Assigned task
Show the lines below where "Application" occurs.
━━━━━━━━━━━━━━━━━━━━
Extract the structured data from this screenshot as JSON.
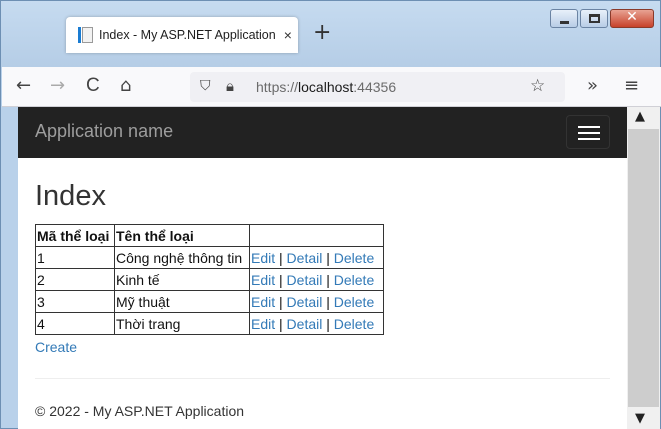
{
  "browser": {
    "tab_title": "Index - My ASP.NET Application",
    "tab_close": "×",
    "new_tab": "+",
    "url_prefix": "https://",
    "url_host": "localhost",
    "url_port": ":44356",
    "back": "←",
    "forward": "→",
    "reload": "C",
    "home": "⌂",
    "shield": "⛉",
    "star": "☆",
    "overflow": "»",
    "menu": "≡"
  },
  "app": {
    "brand": "Application name",
    "page_title": "Index",
    "table": {
      "headers": [
        "Mã thể loại",
        "Tên thể loại",
        ""
      ],
      "rows": [
        {
          "id": "1",
          "name": "Công nghệ thông tin"
        },
        {
          "id": "2",
          "name": "Kinh tế"
        },
        {
          "id": "3",
          "name": "Mỹ thuật"
        },
        {
          "id": "4",
          "name": "Thời trang"
        }
      ],
      "actions": {
        "edit": "Edit",
        "detail": "Detail",
        "delete": "Delete",
        "separator": "|"
      }
    },
    "create_label": "Create",
    "footer": "© 2022 - My ASP.NET Application"
  },
  "colors": {
    "navbar_bg": "#222222",
    "link": "#337ab7"
  },
  "icons": {
    "tab": "page-icon",
    "hamburger": "hamburger-icon",
    "lock": "lock-icon"
  }
}
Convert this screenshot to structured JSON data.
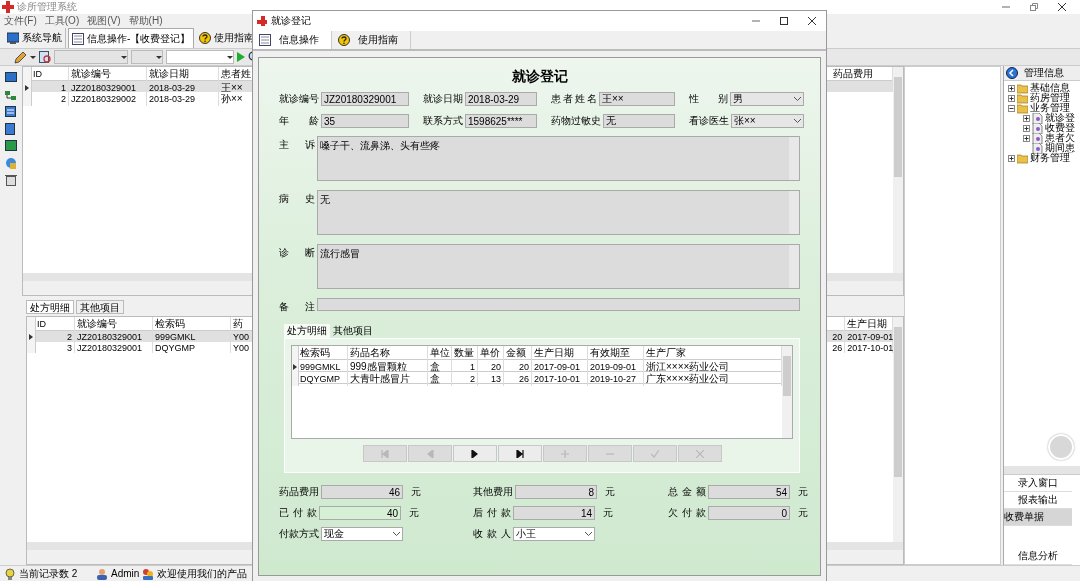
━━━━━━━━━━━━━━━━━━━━
Task solution
    "tab_title": "Index - My ASP.NET Application",
    "brand": "Application name",
    "footer": "© 2022 - My ASP.NET Application"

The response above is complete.